This is it, one big decision time for the administration of motor-biking Duterte Harley!
The administration would have to make the hard choice between the repair by the private sector of the 63-year-old Naia and construction of a brand-new modern world-class international airport.
From the looks of it, based on the analysis of an international aviation think tank called Capa Centre for Aviation, this country could never hope to do both, so that it would be an “either-or” decision for the administration.
It so happened its economic team proclaimed a few months ago the good news of our salvation from hours upon hours of frequent flight delays.
Technical studies showed that Naia’s crisscrossing two runways could no longer accommodate the big volume of air traffic at the Naia.
The administration would thus have a last-ditch effort to upgrade the crammed Naia through the PPP.
It meant the administration would simply privatize the airport and—presto—the Naia congestion could be solved.
Indeed Naia needed the complete overhaul of its 63-year old runway that, by the way, crumpled recently on its own without any provocation.
It could also do an extensive renovation of its four mini terminals that were so far apart that you would need another airplane ride to move between them.
But the Neda-approved Naia upgrade would carry a tag price of P75 billion, with the concession lasting up to 20 years.
The business sector welcomed the good news; at least five gigantic groups already signified their intention to join the bidding.
Do you really think they are rather influential groups with big time deals with the government in the past?
Capa, the former Centre for Asia Pacific Aviation based in Australia, spurned the bright idea of the boys of Duterte Harley to privatize Naia.
Its position was that the country would be better off building a brand new airport through the PPP program, instead.
The passenger volume of Naia zoomed to the fifth largest in the Asean in recent years, thanks to more domestic passengers, which accounted for some 90 percent of the total number of passengers in the country.
Last year Naia served almost 40 million passengers.
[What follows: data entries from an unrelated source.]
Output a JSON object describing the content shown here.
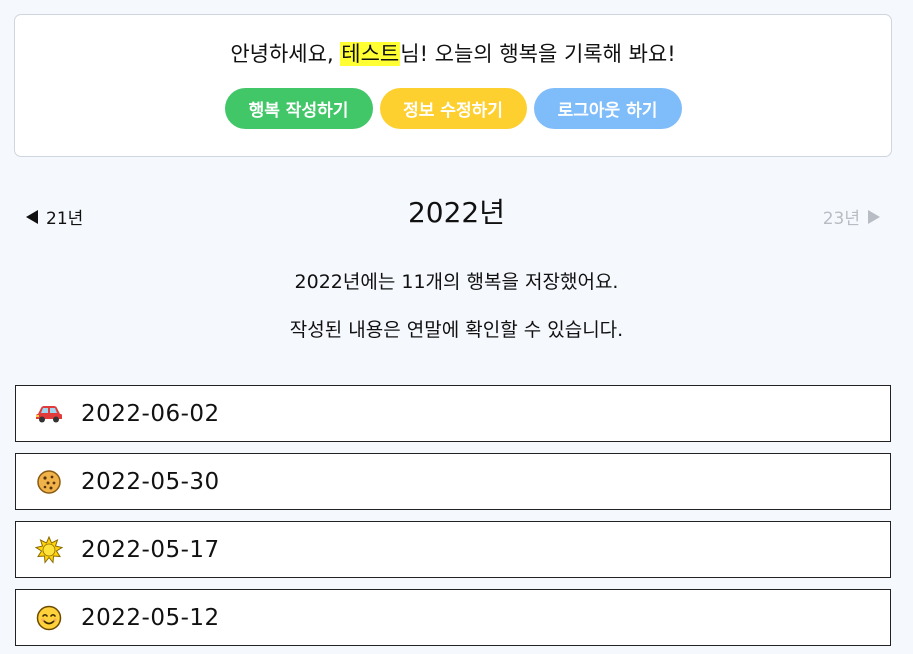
{
  "header": {
    "greeting_before": "안녕하세요, ",
    "user_name": "테스트",
    "greeting_after": "님! 오늘의 행복을 기록해 봐요!",
    "buttons": {
      "write": "행복 작성하기",
      "edit": "정보 수정하기",
      "logout": "로그아웃 하기"
    }
  },
  "year_nav": {
    "prev_label": "21년",
    "current_year": "2022년",
    "next_label": "23년"
  },
  "summary": "2022년에는 11개의 행복을 저장했어요.",
  "notice": "작성된 내용은 연말에 확인할 수 있습니다.",
  "entries": [
    {
      "date": "2022-06-02",
      "icon": "car-icon"
    },
    {
      "date": "2022-05-30",
      "icon": "cookie-icon"
    },
    {
      "date": "2022-05-17",
      "icon": "sun-icon"
    },
    {
      "date": "2022-05-12",
      "icon": "smiling-face-icon"
    }
  ],
  "colors": {
    "write_button": "#41c668",
    "edit_button": "#fdd030",
    "logout_button": "#7fbcfa",
    "name_highlight": "#ffff33",
    "disabled_text": "#b8bcc4"
  }
}
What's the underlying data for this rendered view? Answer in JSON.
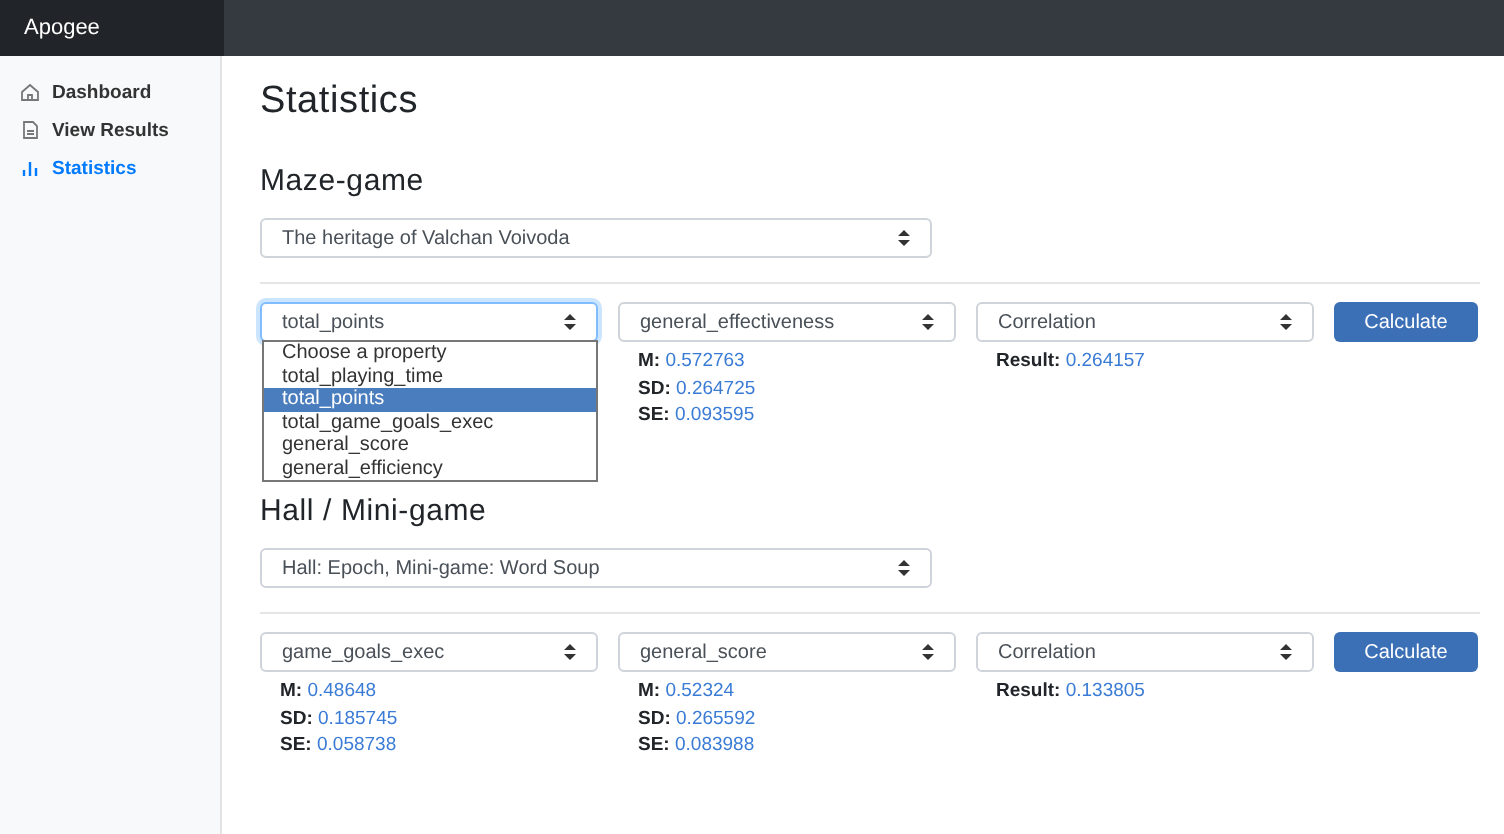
{
  "brand": "Apogee",
  "sidebar": {
    "items": [
      {
        "label": "Dashboard",
        "selected": false
      },
      {
        "label": "View Results",
        "selected": false
      },
      {
        "label": "Statistics",
        "selected": true
      }
    ]
  },
  "page_title": "Statistics",
  "sections": [
    {
      "title": "Maze-game",
      "select": "The heritage of Valchan Voivoda",
      "fields": [
        {
          "value": "total_points",
          "open": true,
          "options": [
            {
              "label": "Choose a property",
              "selected": false
            },
            {
              "label": "total_playing_time",
              "selected": false
            },
            {
              "label": "total_points",
              "selected": true
            },
            {
              "label": "total_game_goals_exec",
              "selected": false
            },
            {
              "label": "general_score",
              "selected": false
            },
            {
              "label": "general_efficiency",
              "selected": false
            }
          ]
        },
        {
          "value": "general_effectiveness",
          "open": false,
          "stats": [
            {
              "label": "M:",
              "value": "0.572763"
            },
            {
              "label": "SD:",
              "value": "0.264725"
            },
            {
              "label": "SE:",
              "value": "0.093595"
            }
          ]
        }
      ],
      "method": "Correlation",
      "result": {
        "label": "Result:",
        "value": "0.264157"
      },
      "button": "Calculate"
    },
    {
      "title": "Hall / Mini-game",
      "select": "Hall: Epoch, Mini-game: Word Soup",
      "fields": [
        {
          "value": "game_goals_exec",
          "open": false,
          "stats": [
            {
              "label": "M:",
              "value": "0.48648"
            },
            {
              "label": "SD:",
              "value": "0.185745"
            },
            {
              "label": "SE:",
              "value": "0.058738"
            }
          ]
        },
        {
          "value": "general_score",
          "open": false,
          "stats": [
            {
              "label": "M:",
              "value": "0.52324"
            },
            {
              "label": "SD:",
              "value": "0.265592"
            },
            {
              "label": "SE:",
              "value": "0.083988"
            }
          ]
        }
      ],
      "method": "Correlation",
      "result": {
        "label": "Result:",
        "value": "0.133805"
      },
      "button": "Calculate"
    }
  ]
}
The volume could grow by at least 8 percent a year.
In other words, as the premier airport in the country, Naia would have to accommodate more flights in the future.
That would be almost impossible, according to the Capa report, because of the limited capacity of its runway, which already hit the limit years ago.
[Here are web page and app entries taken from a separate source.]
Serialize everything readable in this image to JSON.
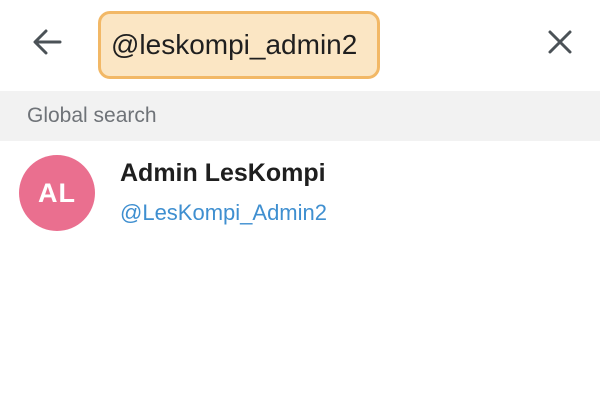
{
  "header": {
    "back_icon": "arrow-left-icon",
    "search_value": "@leskompi_admin2",
    "close_icon": "close-icon",
    "search_highlight_color": "#f2b866"
  },
  "section": {
    "title": "Global search"
  },
  "results": [
    {
      "avatar_initials": "AL",
      "avatar_color": "#ea6f8f",
      "name": "Admin LesKompi",
      "username": "@LesKompi_Admin2",
      "username_color": "#3f8fd0"
    }
  ]
}
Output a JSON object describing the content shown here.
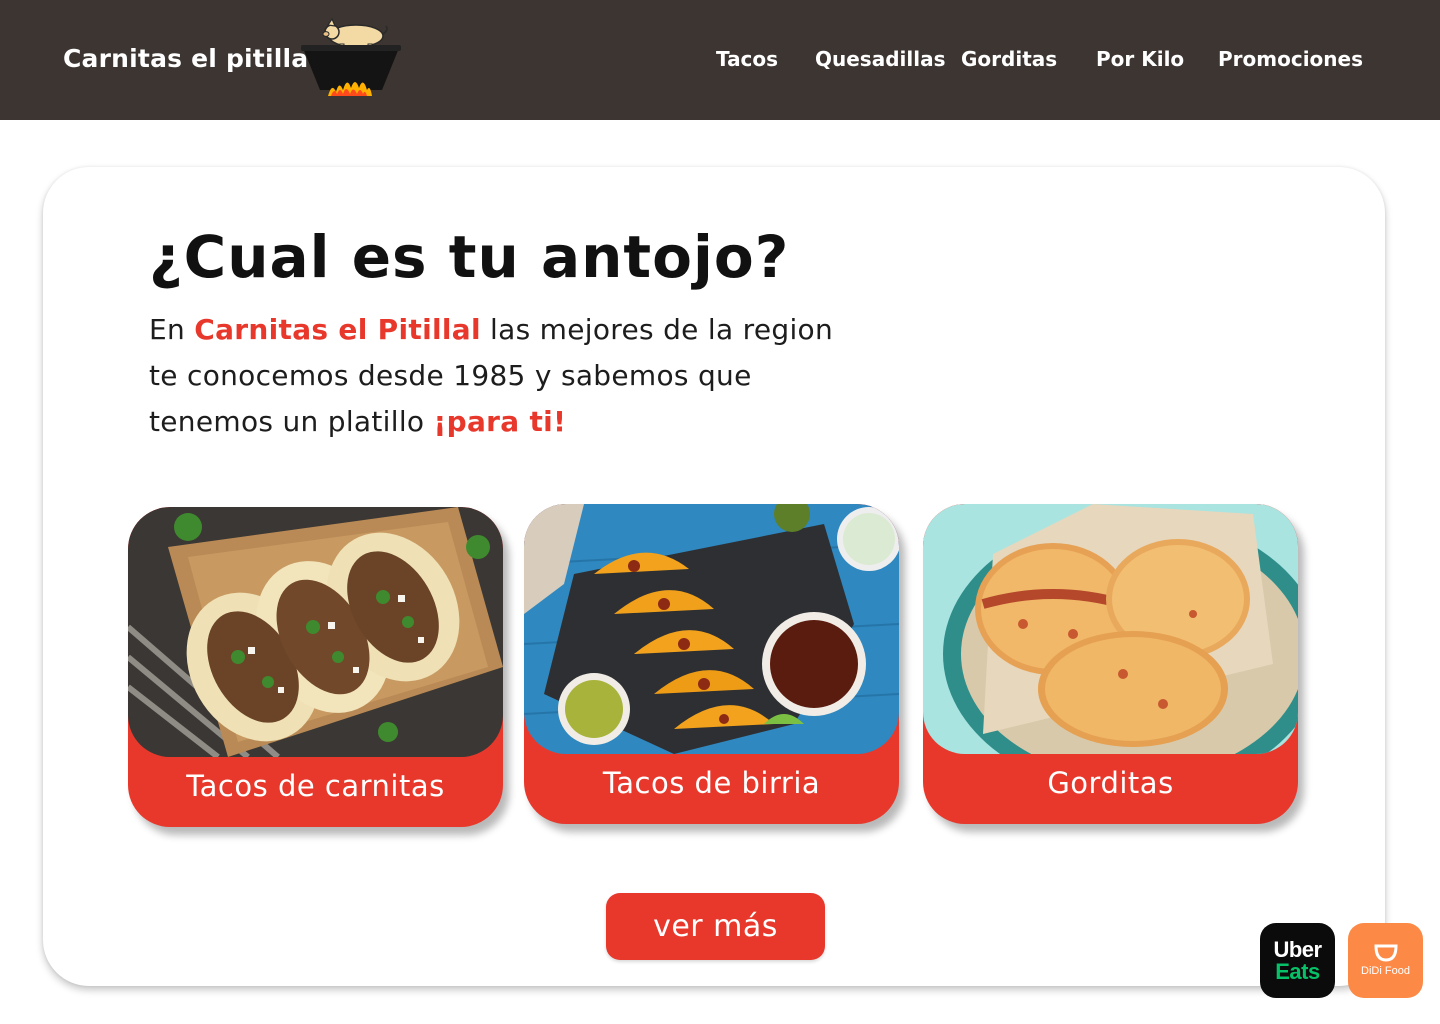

In fact, airlines could no longer increase their frequencies; their allocation already flatted out some five years ago.
To put up with the ever-increasing number of passengers, the airlines resorted to the use of bigger aircraft. This too had its limit. The short old crumbling runway could not take in the biggest commercial aircraft called Airbus A-380. So the growth of Naia volume was even stunted in the past few years.
That was the sad status of the airport that the boys of Duterte Harley would want to tie up with the private operator for 15 to 20 long years.
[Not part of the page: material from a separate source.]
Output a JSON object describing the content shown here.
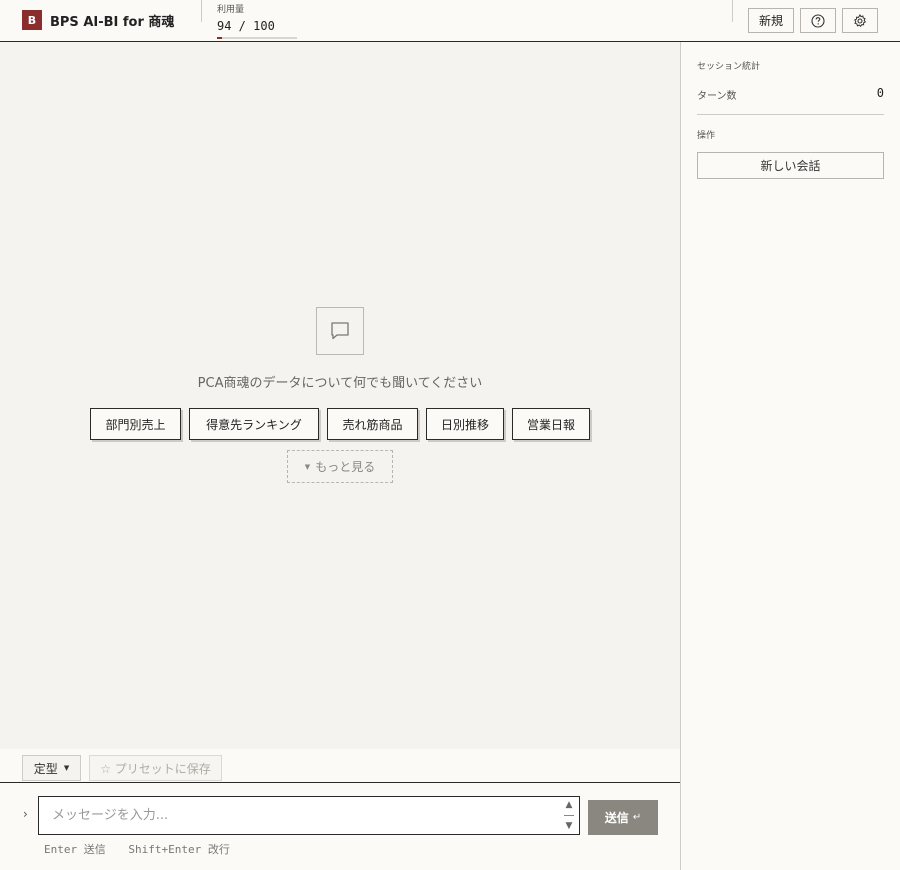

According to Capa, with a price tag of P75 billion, even the 20-year concession would be too short for the private operator to recover its investments.
What if, to cut on costs, the private operator would take shortcuts? What if, to recover its capital quickly, it would impose stiff rates and charges on passengers? What if, to realize profits, it would do both?
The report, in a way, doubted the wisdom of the Naia privatization.
We really need a bigger airport, right? It would take at least 10 years for us to realize this dream.
Meantime, as the report suggested, instead of privatization, why could the government itself not just take care of the Naia upgrade?